Try it. Although the entries contain pictures, the copy should hold only their exact text.

[Stored data]

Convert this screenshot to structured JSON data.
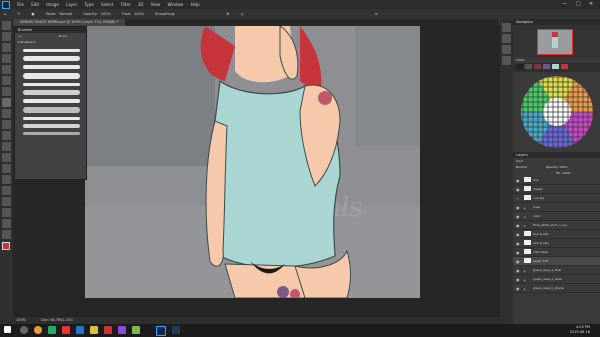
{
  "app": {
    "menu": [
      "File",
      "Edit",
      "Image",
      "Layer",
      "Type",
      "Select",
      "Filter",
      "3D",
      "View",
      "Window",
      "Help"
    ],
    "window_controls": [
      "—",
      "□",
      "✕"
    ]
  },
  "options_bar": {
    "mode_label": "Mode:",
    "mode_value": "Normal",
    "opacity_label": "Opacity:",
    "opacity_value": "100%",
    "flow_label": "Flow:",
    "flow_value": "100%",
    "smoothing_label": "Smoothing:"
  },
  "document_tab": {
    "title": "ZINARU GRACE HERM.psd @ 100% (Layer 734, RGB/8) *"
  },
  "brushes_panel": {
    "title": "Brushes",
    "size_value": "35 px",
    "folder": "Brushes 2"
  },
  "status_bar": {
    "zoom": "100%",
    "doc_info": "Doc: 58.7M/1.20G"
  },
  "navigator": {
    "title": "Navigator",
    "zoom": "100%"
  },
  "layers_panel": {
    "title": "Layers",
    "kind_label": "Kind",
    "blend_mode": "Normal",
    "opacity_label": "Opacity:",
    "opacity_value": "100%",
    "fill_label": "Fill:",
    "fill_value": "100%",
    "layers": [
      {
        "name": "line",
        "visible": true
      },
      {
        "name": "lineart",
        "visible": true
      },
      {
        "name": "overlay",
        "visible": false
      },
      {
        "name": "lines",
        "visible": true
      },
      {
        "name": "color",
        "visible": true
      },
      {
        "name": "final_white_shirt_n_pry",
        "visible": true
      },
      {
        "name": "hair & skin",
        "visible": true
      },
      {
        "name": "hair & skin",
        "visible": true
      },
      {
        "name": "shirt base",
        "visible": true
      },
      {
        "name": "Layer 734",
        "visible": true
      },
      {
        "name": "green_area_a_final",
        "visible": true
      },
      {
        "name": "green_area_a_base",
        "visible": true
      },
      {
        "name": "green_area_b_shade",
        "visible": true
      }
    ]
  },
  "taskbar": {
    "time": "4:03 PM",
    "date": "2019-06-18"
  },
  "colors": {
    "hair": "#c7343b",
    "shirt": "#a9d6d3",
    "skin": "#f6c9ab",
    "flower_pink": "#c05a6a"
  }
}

Solution below.
Convert this screenshot to structured JSON data.
{
  "app": {
    "menu": [
      "File",
      "Edit",
      "Image",
      "Layer",
      "Type",
      "Select",
      "Filter",
      "3D",
      "View",
      "Window",
      "Help"
    ],
    "window_controls": [
      "—",
      "□",
      "✕"
    ]
  },
  "options_bar": {
    "mode_label": "Mode:",
    "mode_value": "Normal",
    "opacity_label": "Opacity:",
    "opacity_value": "100%",
    "flow_label": "Flow:",
    "flow_value": "100%",
    "smoothing_label": "Smoothing:"
  },
  "document_tab": {
    "title": "ZINARU GRACE HERM.psd @ 100% (Layer 734, RGB/8) *"
  },
  "brushes_panel": {
    "title": "Brushes",
    "size_value": "35 px",
    "folder": "Brushes 2"
  },
  "status_bar": {
    "zoom": "100%",
    "doc_info": "Doc: 58.7M/1.20G"
  },
  "navigator": {
    "title": "Navigator",
    "zoom": "100%"
  },
  "layers_panel": {
    "title": "Layers",
    "kind_label": "Kind",
    "blend_mode": "Normal",
    "opacity_label": "Opacity:",
    "opacity_value": "100%",
    "fill_label": "Fill:",
    "fill_value": "100%",
    "layers": [
      {
        "name": "line",
        "visible": true
      },
      {
        "name": "lineart",
        "visible": true
      },
      {
        "name": "overlay",
        "visible": false
      },
      {
        "name": "lines",
        "visible": true
      },
      {
        "name": "color",
        "visible": true
      },
      {
        "name": "final_white_shirt_n_pry",
        "visible": true
      },
      {
        "name": "hair & skin",
        "visible": true
      },
      {
        "name": "hair & skin",
        "visible": true
      },
      {
        "name": "shirt base",
        "visible": true
      },
      {
        "name": "Layer 734",
        "visible": true
      },
      {
        "name": "green_area_a_final",
        "visible": true
      },
      {
        "name": "green_area_a_base",
        "visible": true
      },
      {
        "name": "green_area_b_shade",
        "visible": true
      }
    ]
  },
  "taskbar": {
    "time": "4:03 PM",
    "date": "2019-06-18"
  },
  "colors": {
    "hair": "#c7343b",
    "shirt": "#a9d6d3",
    "skin": "#f6c9ab",
    "flower_pink": "#c05a6a"
  }
}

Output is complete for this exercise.